There were also those who rightly stated a reluctance to advise on SIPPs investing into non-standard and unregulated assets for fear of retrospective claims should the investment fail. The sessions revealed new cases were not frequent, requiring some of the advisers to seek guidance for complex cases as and when these occurred.
Advisers also felt it was difficult to keep track of the niche full SIPP market as several SIPP operators have changed their property and non-standard investment propositions since the introduction of higher SIPP operator’s capital adequacy levels.
They acknowledged the need to review the market regularly so that both current and future clients’ needs could be accommodated – and this had resulted in many cases of multiple transfers between SIPP providers.
By far the most questions asked were in connection with joint property ownership, which many advisers were unaware was possible. It is and always has been possible for a SIPP to jointly own property either with other SIPPs, with the client’s company or even directly with other individuals including the client themselves.
Separate borrowing for each joint holder can also be arranged although, in practice, this would need to be all through the same lender. It is also necessary to limit the liability of each party to their respective interest in the property.
Ownership proportions can be varied over time through sales and purchases between the parties, allowing phased acquisition of the entire property and other planning opportunities – especially if the vendor is the member, where it should be possible to control potential capital gains tax liabilities.
Armed with this information – and the knowledge a commercial property does not need to be wholly owned or completely sold – advisers should be able to spot the potential for movement of ownership between corporate, personal and pension schemes to suit the circumstances of the client.
When talking to advisers, one point that did become clear was that each case is different and each will have its own peculiarities. As such, having an experienced technical team to assist with potential new clients and training is a key differentiator between SIPP providers and vital if more advisers are to become involved in this specialist area.

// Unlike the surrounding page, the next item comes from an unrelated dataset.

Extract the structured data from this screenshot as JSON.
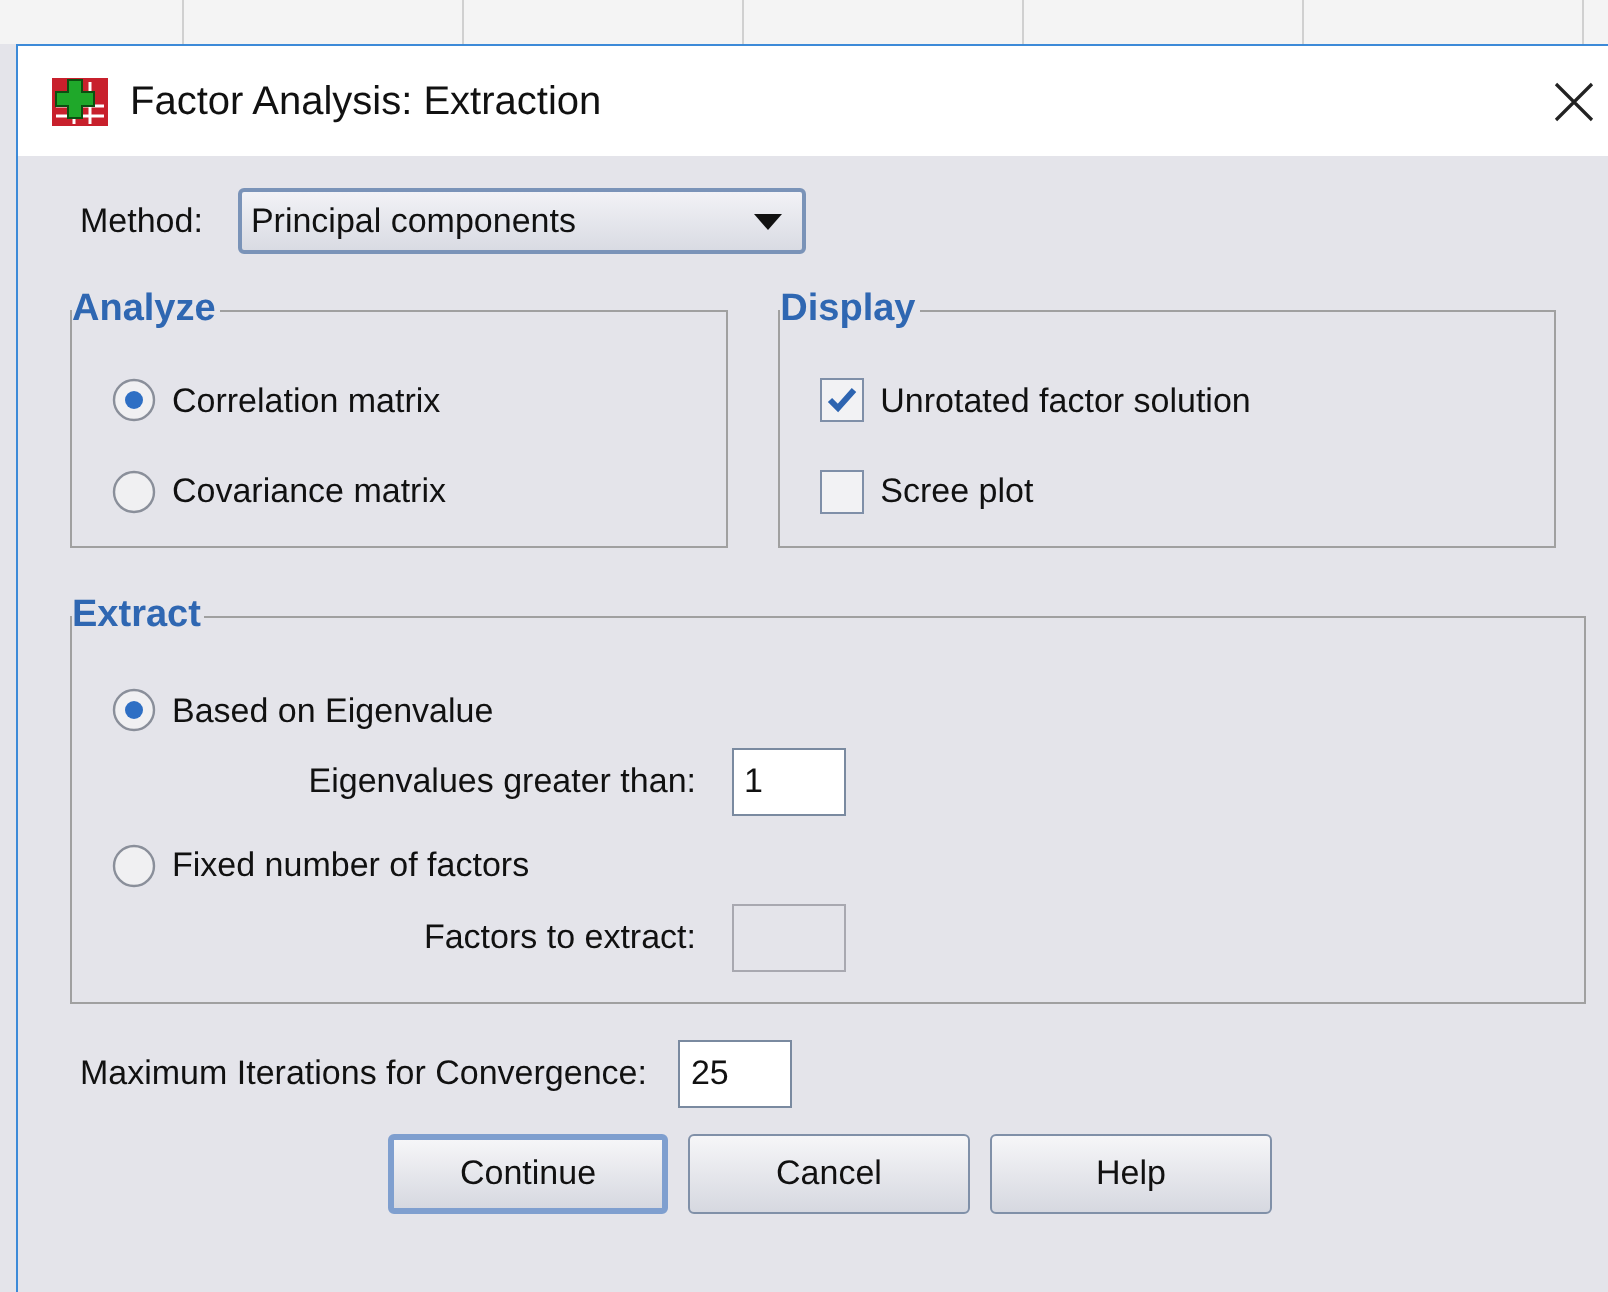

Martin Tilley is director of technical services at Dentons Pension Management